PROBLEM DESCRIPTION: Each record is to be printed again exactly, though not its pictures.

DATASET RECORDS:

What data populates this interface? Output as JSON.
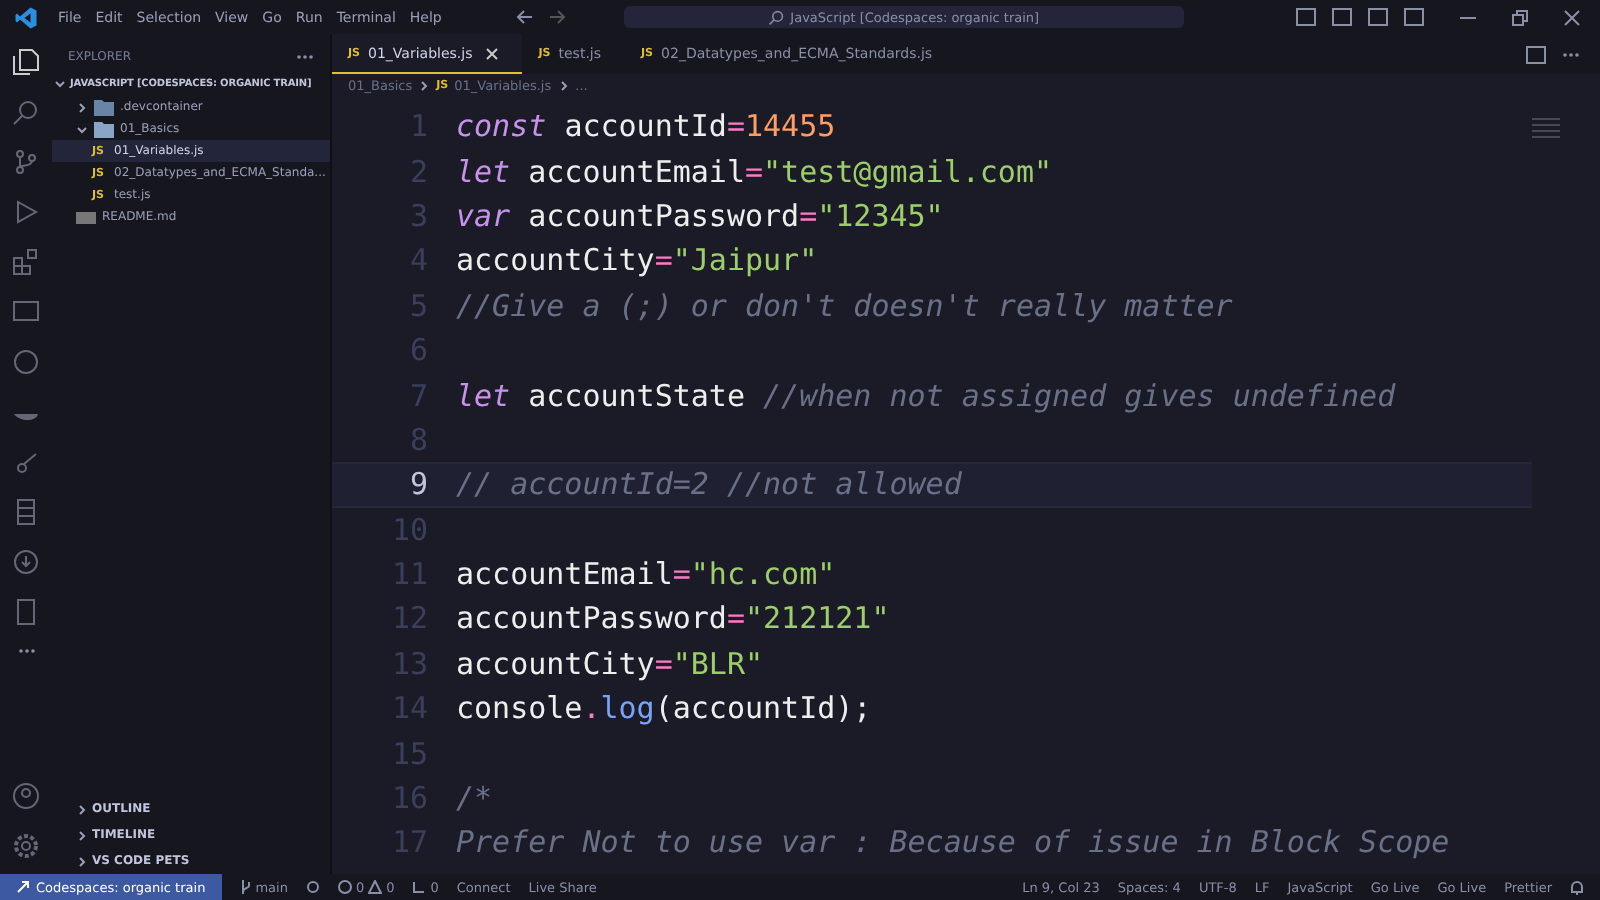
{
  "menu": [
    "File",
    "Edit",
    "Selection",
    "View",
    "Go",
    "Run",
    "Terminal",
    "Help"
  ],
  "command_center": "JavaScript [Codespaces: organic train]",
  "sidebar": {
    "title": "EXPLORER",
    "root": "JAVASCRIPT [CODESPACES: ORGANIC TRAIN]",
    "tree": [
      {
        "label": ".devcontainer",
        "kind": "folder",
        "expanded": false,
        "selected": false
      },
      {
        "label": "01_Basics",
        "kind": "folder",
        "expanded": true,
        "selected": false,
        "children": [
          {
            "label": "01_Variables.js",
            "kind": "js",
            "badge": "JS",
            "selected": true
          },
          {
            "label": "02_Datatypes_and_ECMA_Standa...",
            "kind": "js",
            "badge": "JS",
            "selected": false
          },
          {
            "label": "test.js",
            "kind": "js",
            "badge": "JS",
            "selected": false
          }
        ]
      },
      {
        "label": "README.md",
        "kind": "md",
        "selected": false
      }
    ],
    "sections": [
      "OUTLINE",
      "TIMELINE",
      "VS CODE PETS"
    ]
  },
  "tabs": [
    {
      "badge": "JS",
      "label": "01_Variables.js",
      "selected": true,
      "closable": true
    },
    {
      "badge": "JS",
      "label": "test.js",
      "selected": false,
      "closable": false
    },
    {
      "badge": "JS",
      "label": "02_Datatypes_and_ECMA_Standards.js",
      "selected": false,
      "closable": false
    }
  ],
  "breadcrumbs": [
    {
      "label": "01_Basics"
    },
    {
      "label": "01_Variables.js",
      "badge": "JS"
    },
    {
      "label": "..."
    }
  ],
  "editor": {
    "lines": [
      {
        "number": "1",
        "current": false,
        "tokens": [
          {
            "kind": "keyword",
            "text": "const "
          },
          {
            "kind": "name",
            "text": "accountId"
          },
          {
            "kind": "op",
            "text": "="
          },
          {
            "kind": "number",
            "text": "14455"
          }
        ]
      },
      {
        "number": "2",
        "current": false,
        "tokens": [
          {
            "kind": "keyword",
            "text": "let "
          },
          {
            "kind": "name",
            "text": "accountEmail"
          },
          {
            "kind": "op",
            "text": "="
          },
          {
            "kind": "string",
            "text": "\"test@gmail.com\""
          }
        ]
      },
      {
        "number": "3",
        "current": false,
        "tokens": [
          {
            "kind": "keyword",
            "text": "var "
          },
          {
            "kind": "name",
            "text": "accountPassword"
          },
          {
            "kind": "op",
            "text": "="
          },
          {
            "kind": "string",
            "text": "\"12345\""
          }
        ]
      },
      {
        "number": "4",
        "current": false,
        "tokens": [
          {
            "kind": "name",
            "text": "accountCity"
          },
          {
            "kind": "op",
            "text": "="
          },
          {
            "kind": "string",
            "text": "\"Jaipur\""
          }
        ]
      },
      {
        "number": "5",
        "current": false,
        "tokens": [
          {
            "kind": "comment",
            "text": "//Give a (;) or don't doesn't really matter"
          }
        ]
      },
      {
        "number": "6",
        "current": false
      },
      {
        "number": "7",
        "current": false,
        "tokens": [
          {
            "kind": "keyword",
            "text": "let "
          },
          {
            "kind": "name",
            "text": "accountState "
          },
          {
            "kind": "comment",
            "text": "//when not assigned gives undefined"
          }
        ]
      },
      {
        "number": "8",
        "current": false
      },
      {
        "number": "9",
        "current": true,
        "tokens": [
          {
            "kind": "comment",
            "text": "// accountId=2 //not allowed"
          }
        ]
      },
      {
        "number": "10",
        "current": false
      },
      {
        "number": "11",
        "current": false,
        "tokens": [
          {
            "kind": "name",
            "text": "accountEmail"
          },
          {
            "kind": "op",
            "text": "="
          },
          {
            "kind": "string",
            "text": "\"hc.com\""
          }
        ]
      },
      {
        "number": "12",
        "current": false,
        "tokens": [
          {
            "kind": "name",
            "text": "accountPassword"
          },
          {
            "kind": "op",
            "text": "="
          },
          {
            "kind": "string",
            "text": "\"212121\""
          }
        ]
      },
      {
        "number": "13",
        "current": false,
        "tokens": [
          {
            "kind": "name",
            "text": "accountCity"
          },
          {
            "kind": "op",
            "text": "="
          },
          {
            "kind": "string",
            "text": "\"BLR\""
          }
        ]
      },
      {
        "number": "14",
        "current": false,
        "tokens": [
          {
            "kind": "name",
            "text": "console"
          },
          {
            "kind": "op",
            "text": "."
          },
          {
            "kind": "func",
            "text": "log"
          },
          {
            "kind": "name",
            "text": "(accountId);"
          }
        ]
      },
      {
        "number": "15",
        "current": false
      },
      {
        "number": "16",
        "current": false,
        "tokens": [
          {
            "kind": "comment",
            "text": "/*"
          }
        ]
      },
      {
        "number": "17",
        "current": false,
        "tokens": [
          {
            "kind": "comment",
            "text": "Prefer Not to use var : Because of issue in Block Scope"
          }
        ]
      }
    ]
  },
  "status_bar": {
    "remote": "Codespaces: organic train",
    "branch": "main",
    "errors": "0",
    "warnings": "0",
    "ports": "0",
    "connect": "Connect",
    "live_share": "Live Share",
    "right": [
      "Ln 9, Col 23",
      "Spaces: 4",
      "UTF-8",
      "LF",
      "JavaScript",
      "Go Live",
      "Go Live",
      "Prettier"
    ]
  }
}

ANSWER SECTION:
What data populates this interface? Output as JSON.
{
  "menu": [
    "File",
    "Edit",
    "Selection",
    "View",
    "Go",
    "Run",
    "Terminal",
    "Help"
  ],
  "command_center": "JavaScript [Codespaces: organic train]",
  "sidebar": {
    "title": "EXPLORER",
    "root": "JAVASCRIPT [CODESPACES: ORGANIC TRAIN]",
    "tree": [
      {
        "label": ".devcontainer",
        "kind": "folder",
        "expanded": false,
        "selected": false
      },
      {
        "label": "01_Basics",
        "kind": "folder",
        "expanded": true,
        "selected": false,
        "children": [
          {
            "label": "01_Variables.js",
            "kind": "js",
            "badge": "JS",
            "selected": true
          },
          {
            "label": "02_Datatypes_and_ECMA_Standa...",
            "kind": "js",
            "badge": "JS",
            "selected": false
          },
          {
            "label": "test.js",
            "kind": "js",
            "badge": "JS",
            "selected": false
          }
        ]
      },
      {
        "label": "README.md",
        "kind": "md",
        "selected": false
      }
    ],
    "sections": [
      "OUTLINE",
      "TIMELINE",
      "VS CODE PETS"
    ]
  },
  "tabs": [
    {
      "badge": "JS",
      "label": "01_Variables.js",
      "selected": true,
      "closable": true
    },
    {
      "badge": "JS",
      "label": "test.js",
      "selected": false,
      "closable": false
    },
    {
      "badge": "JS",
      "label": "02_Datatypes_and_ECMA_Standards.js",
      "selected": false,
      "closable": false
    }
  ],
  "breadcrumbs": [
    {
      "label": "01_Basics"
    },
    {
      "label": "01_Variables.js",
      "badge": "JS"
    },
    {
      "label": "..."
    }
  ],
  "editor": {
    "lines": [
      {
        "number": "1",
        "current": false,
        "tokens": [
          {
            "kind": "keyword",
            "text": "const "
          },
          {
            "kind": "name",
            "text": "accountId"
          },
          {
            "kind": "op",
            "text": "="
          },
          {
            "kind": "number",
            "text": "14455"
          }
        ]
      },
      {
        "number": "2",
        "current": false,
        "tokens": [
          {
            "kind": "keyword",
            "text": "let "
          },
          {
            "kind": "name",
            "text": "accountEmail"
          },
          {
            "kind": "op",
            "text": "="
          },
          {
            "kind": "string",
            "text": "\"test@gmail.com\""
          }
        ]
      },
      {
        "number": "3",
        "current": false,
        "tokens": [
          {
            "kind": "keyword",
            "text": "var "
          },
          {
            "kind": "name",
            "text": "accountPassword"
          },
          {
            "kind": "op",
            "text": "="
          },
          {
            "kind": "string",
            "text": "\"12345\""
          }
        ]
      },
      {
        "number": "4",
        "current": false,
        "tokens": [
          {
            "kind": "name",
            "text": "accountCity"
          },
          {
            "kind": "op",
            "text": "="
          },
          {
            "kind": "string",
            "text": "\"Jaipur\""
          }
        ]
      },
      {
        "number": "5",
        "current": false,
        "tokens": [
          {
            "kind": "comment",
            "text": "//Give a (;) or don't doesn't really matter"
          }
        ]
      },
      {
        "number": "6",
        "current": false
      },
      {
        "number": "7",
        "current": false,
        "tokens": [
          {
            "kind": "keyword",
            "text": "let "
          },
          {
            "kind": "name",
            "text": "accountState "
          },
          {
            "kind": "comment",
            "text": "//when not assigned gives undefined"
          }
        ]
      },
      {
        "number": "8",
        "current": false
      },
      {
        "number": "9",
        "current": true,
        "tokens": [
          {
            "kind": "comment",
            "text": "// accountId=2 //not allowed"
          }
        ]
      },
      {
        "number": "10",
        "current": false
      },
      {
        "number": "11",
        "current": false,
        "tokens": [
          {
            "kind": "name",
            "text": "accountEmail"
          },
          {
            "kind": "op",
            "text": "="
          },
          {
            "kind": "string",
            "text": "\"hc.com\""
          }
        ]
      },
      {
        "number": "12",
        "current": false,
        "tokens": [
          {
            "kind": "name",
            "text": "accountPassword"
          },
          {
            "kind": "op",
            "text": "="
          },
          {
            "kind": "string",
            "text": "\"212121\""
          }
        ]
      },
      {
        "number": "13",
        "current": false,
        "tokens": [
          {
            "kind": "name",
            "text": "accountCity"
          },
          {
            "kind": "op",
            "text": "="
          },
          {
            "kind": "string",
            "text": "\"BLR\""
          }
        ]
      },
      {
        "number": "14",
        "current": false,
        "tokens": [
          {
            "kind": "name",
            "text": "console"
          },
          {
            "kind": "op",
            "text": "."
          },
          {
            "kind": "func",
            "text": "log"
          },
          {
            "kind": "name",
            "text": "(accountId);"
          }
        ]
      },
      {
        "number": "15",
        "current": false
      },
      {
        "number": "16",
        "current": false,
        "tokens": [
          {
            "kind": "comment",
            "text": "/*"
          }
        ]
      },
      {
        "number": "17",
        "current": false,
        "tokens": [
          {
            "kind": "comment",
            "text": "Prefer Not to use var : Because of issue in Block Scope"
          }
        ]
      }
    ]
  },
  "status_bar": {
    "remote": "Codespaces: organic train",
    "branch": "main",
    "errors": "0",
    "warnings": "0",
    "ports": "0",
    "connect": "Connect",
    "live_share": "Live Share",
    "right": [
      "Ln 9, Col 23",
      "Spaces: 4",
      "UTF-8",
      "LF",
      "JavaScript",
      "Go Live",
      "Go Live",
      "Prettier"
    ]
  }
}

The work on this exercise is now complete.